The patients received the vaccine in an increasing dose over a period of eight weeks. A dose of 0.1 ml was given in the first week, and this was increased successively to 1.0 ml. After eight to ten weeks, the patients received 1 ml of the vaccine per week for a further four weeks, after which they received 1 ml of the vaccine once a month. The vaccine was administered by a nurse under the skin (subcutaneously) in the gluteal region (buttock).

Laboratory Examinations.

The patients who were included in the clinical trial and were suffering from IBS were also subjected to routine laboratory examinations. No indications of other diseases or abnormal laboratory values were found.

Follow-Up

Those patients who were included in the clinical trial and were treated with Staphypan Berna ceased the treatment with Staphypan Berna after 24 weeks. It was observed that, after two months, there was a significant impairment in the IBS symptoms in the group that had received active treatment with Staphypan Berna (see the Figure). The vaccine was administered under blind conditions. A total of around 100 patients were studied and followed up at a later date, when it was observed that the improvement was maintained if the treatment was continued.
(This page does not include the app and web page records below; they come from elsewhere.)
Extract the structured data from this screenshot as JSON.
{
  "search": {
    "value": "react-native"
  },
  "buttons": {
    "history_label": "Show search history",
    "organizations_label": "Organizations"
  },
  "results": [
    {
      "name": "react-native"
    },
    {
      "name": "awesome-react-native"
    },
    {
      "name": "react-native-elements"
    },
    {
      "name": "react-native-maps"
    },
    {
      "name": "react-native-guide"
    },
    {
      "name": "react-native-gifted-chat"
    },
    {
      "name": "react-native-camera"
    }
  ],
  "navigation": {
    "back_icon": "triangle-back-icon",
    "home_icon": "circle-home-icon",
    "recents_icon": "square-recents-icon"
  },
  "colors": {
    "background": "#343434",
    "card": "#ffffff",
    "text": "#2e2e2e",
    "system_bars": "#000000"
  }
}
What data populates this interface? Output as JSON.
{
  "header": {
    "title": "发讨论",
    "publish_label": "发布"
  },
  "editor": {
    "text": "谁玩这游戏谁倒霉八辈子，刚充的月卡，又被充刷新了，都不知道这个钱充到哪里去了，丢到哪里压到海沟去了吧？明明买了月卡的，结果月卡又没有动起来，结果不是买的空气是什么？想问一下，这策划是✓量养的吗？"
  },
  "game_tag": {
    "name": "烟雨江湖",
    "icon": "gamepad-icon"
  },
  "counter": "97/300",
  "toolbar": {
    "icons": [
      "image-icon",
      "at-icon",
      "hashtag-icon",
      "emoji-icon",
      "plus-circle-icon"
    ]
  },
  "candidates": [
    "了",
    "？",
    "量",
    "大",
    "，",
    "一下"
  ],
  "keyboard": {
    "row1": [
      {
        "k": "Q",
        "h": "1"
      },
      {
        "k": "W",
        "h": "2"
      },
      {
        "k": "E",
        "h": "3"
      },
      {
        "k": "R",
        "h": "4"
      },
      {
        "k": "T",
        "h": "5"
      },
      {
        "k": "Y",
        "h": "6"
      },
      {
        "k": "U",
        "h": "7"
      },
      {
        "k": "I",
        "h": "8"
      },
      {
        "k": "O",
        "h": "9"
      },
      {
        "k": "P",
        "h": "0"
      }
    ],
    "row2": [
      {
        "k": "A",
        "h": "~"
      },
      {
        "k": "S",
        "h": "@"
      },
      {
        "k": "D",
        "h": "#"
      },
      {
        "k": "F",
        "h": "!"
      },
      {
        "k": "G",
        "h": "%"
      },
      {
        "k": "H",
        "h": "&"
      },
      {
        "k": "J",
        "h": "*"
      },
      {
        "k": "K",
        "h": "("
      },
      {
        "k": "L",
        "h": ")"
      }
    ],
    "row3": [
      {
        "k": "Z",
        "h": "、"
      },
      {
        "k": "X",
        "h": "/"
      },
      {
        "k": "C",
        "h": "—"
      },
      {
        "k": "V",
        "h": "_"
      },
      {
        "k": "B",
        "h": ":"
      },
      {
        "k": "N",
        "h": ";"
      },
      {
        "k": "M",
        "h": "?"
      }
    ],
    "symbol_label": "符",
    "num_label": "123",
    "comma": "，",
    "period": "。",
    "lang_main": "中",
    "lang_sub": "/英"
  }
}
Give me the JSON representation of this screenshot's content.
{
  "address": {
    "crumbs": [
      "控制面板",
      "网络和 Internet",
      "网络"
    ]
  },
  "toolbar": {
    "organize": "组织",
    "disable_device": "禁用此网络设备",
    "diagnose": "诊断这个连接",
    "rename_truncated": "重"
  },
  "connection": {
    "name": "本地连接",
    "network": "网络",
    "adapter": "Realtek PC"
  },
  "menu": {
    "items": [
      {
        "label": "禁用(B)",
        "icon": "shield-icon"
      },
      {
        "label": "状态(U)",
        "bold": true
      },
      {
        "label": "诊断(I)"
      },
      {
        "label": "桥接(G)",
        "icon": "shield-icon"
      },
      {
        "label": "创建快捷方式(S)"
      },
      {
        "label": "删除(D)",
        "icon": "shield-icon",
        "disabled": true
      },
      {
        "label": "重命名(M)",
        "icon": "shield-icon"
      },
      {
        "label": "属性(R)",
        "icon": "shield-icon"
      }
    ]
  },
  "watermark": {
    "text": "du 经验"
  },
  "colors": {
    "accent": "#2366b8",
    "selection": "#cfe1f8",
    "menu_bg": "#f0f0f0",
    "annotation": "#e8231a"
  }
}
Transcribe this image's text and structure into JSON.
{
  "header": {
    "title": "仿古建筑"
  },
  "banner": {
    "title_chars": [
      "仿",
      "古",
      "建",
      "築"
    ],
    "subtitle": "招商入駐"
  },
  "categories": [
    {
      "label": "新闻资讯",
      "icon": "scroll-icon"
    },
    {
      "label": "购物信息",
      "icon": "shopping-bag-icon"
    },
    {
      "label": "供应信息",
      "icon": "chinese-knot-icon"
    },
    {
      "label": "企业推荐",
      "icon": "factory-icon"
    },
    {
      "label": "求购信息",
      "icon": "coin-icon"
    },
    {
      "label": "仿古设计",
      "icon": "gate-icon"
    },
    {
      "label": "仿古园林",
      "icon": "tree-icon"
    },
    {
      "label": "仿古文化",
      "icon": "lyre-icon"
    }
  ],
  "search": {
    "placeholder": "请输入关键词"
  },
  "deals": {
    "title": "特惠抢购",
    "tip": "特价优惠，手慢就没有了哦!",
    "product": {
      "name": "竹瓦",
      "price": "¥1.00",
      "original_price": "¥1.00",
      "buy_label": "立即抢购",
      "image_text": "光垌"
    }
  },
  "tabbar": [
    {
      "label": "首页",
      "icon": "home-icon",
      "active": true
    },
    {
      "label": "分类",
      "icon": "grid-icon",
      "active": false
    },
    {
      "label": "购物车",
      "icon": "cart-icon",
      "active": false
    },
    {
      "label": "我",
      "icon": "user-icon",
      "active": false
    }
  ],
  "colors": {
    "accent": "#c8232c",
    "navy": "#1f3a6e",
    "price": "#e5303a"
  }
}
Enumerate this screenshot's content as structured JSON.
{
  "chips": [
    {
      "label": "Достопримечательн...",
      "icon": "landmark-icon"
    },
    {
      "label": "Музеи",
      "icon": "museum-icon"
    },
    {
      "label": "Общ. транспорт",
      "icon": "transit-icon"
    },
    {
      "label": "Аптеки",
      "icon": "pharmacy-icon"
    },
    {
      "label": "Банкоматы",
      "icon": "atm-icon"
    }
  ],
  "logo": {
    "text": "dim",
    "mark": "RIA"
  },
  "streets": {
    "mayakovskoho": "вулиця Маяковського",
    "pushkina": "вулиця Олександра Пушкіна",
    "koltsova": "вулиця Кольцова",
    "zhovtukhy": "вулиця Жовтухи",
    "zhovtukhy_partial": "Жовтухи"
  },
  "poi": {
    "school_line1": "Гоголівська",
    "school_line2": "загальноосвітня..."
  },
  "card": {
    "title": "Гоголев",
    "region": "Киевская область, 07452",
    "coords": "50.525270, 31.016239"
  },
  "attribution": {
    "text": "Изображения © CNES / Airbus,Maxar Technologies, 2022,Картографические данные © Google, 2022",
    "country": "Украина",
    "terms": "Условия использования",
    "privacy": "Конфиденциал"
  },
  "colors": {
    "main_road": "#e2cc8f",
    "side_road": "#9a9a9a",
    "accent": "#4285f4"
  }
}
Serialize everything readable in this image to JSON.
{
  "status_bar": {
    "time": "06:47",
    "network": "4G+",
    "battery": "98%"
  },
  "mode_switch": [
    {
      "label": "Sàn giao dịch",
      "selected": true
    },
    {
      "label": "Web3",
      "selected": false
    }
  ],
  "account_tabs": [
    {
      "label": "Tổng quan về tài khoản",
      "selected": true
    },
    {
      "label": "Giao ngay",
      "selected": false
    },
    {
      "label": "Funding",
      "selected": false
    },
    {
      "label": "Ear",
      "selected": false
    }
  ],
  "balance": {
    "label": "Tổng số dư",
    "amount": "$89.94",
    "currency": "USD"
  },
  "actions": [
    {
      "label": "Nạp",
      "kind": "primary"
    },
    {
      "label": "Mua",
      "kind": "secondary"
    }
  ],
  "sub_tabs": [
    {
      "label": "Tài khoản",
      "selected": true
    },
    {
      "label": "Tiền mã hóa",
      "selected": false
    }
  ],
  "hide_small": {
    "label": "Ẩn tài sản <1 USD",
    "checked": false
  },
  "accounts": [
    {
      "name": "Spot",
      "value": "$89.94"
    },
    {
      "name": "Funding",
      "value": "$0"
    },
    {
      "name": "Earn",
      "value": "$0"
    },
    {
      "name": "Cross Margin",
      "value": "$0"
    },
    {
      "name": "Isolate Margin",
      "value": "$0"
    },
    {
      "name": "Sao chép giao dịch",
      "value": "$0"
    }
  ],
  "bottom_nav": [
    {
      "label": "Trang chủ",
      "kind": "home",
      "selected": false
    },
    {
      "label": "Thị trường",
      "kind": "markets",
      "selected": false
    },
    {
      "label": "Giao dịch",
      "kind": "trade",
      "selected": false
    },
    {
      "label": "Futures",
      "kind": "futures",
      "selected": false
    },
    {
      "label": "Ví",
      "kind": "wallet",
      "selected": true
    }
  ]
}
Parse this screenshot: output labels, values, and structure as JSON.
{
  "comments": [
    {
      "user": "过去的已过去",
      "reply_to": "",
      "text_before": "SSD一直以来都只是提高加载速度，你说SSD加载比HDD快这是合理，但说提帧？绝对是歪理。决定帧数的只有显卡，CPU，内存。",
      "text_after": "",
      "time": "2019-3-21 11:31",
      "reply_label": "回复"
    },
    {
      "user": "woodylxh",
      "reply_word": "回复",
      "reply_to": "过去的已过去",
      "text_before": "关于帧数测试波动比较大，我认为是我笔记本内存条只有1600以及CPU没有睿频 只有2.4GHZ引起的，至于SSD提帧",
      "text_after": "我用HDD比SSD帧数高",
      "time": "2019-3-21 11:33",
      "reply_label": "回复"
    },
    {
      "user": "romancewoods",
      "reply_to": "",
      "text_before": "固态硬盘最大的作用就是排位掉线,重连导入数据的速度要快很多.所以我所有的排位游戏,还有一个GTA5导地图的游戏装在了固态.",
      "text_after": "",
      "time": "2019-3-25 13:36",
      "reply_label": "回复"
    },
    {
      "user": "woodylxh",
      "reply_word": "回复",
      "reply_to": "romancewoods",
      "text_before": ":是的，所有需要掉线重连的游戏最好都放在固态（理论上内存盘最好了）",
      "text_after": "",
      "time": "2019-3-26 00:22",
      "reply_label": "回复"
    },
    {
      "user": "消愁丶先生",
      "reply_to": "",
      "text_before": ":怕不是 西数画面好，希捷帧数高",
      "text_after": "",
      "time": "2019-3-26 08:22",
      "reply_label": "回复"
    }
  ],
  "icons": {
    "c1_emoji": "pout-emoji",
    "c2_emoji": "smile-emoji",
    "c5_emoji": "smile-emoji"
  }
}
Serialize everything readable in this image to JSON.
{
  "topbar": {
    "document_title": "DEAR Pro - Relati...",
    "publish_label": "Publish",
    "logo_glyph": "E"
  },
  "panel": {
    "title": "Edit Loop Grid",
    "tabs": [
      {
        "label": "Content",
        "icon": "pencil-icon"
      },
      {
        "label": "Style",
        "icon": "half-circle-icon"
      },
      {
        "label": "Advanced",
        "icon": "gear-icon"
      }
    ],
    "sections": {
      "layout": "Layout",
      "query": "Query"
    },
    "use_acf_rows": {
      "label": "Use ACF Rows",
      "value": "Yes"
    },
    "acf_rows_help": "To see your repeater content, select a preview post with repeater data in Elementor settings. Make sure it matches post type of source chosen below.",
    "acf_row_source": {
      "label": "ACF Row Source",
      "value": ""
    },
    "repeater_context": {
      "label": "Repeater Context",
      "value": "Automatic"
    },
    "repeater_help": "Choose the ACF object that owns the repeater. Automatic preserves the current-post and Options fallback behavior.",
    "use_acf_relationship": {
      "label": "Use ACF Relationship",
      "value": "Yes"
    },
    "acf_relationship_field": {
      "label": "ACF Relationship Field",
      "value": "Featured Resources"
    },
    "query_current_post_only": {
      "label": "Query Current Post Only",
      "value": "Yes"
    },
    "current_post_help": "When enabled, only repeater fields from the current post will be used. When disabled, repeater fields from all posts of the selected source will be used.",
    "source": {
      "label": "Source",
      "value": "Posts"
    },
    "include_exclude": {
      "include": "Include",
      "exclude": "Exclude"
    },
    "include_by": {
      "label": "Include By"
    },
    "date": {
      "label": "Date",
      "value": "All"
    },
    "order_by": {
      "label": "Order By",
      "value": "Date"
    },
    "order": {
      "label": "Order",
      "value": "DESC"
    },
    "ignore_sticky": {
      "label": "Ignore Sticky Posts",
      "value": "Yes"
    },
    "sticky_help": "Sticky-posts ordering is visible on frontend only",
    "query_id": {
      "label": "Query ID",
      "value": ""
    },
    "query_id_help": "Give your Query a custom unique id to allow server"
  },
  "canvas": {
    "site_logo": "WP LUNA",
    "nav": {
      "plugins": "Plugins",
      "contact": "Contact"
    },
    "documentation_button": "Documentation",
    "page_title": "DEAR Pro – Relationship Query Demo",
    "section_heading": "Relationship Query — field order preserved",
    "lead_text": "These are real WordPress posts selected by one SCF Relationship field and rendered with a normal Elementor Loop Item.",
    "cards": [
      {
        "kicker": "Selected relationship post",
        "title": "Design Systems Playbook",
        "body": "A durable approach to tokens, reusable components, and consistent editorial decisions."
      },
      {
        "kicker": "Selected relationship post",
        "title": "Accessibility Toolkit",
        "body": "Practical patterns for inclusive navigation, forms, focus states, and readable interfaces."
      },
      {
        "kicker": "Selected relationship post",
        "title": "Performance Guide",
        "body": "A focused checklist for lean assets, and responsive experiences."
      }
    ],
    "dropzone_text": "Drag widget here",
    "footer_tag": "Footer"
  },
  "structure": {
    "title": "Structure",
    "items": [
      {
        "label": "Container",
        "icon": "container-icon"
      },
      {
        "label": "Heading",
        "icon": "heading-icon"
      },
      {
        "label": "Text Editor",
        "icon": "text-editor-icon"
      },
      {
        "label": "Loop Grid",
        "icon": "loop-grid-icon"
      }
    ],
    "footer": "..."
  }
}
The invention is not restricted to the above description, however, but can but can be varied within the scope of the Patent Claims without departing from the idea of invention.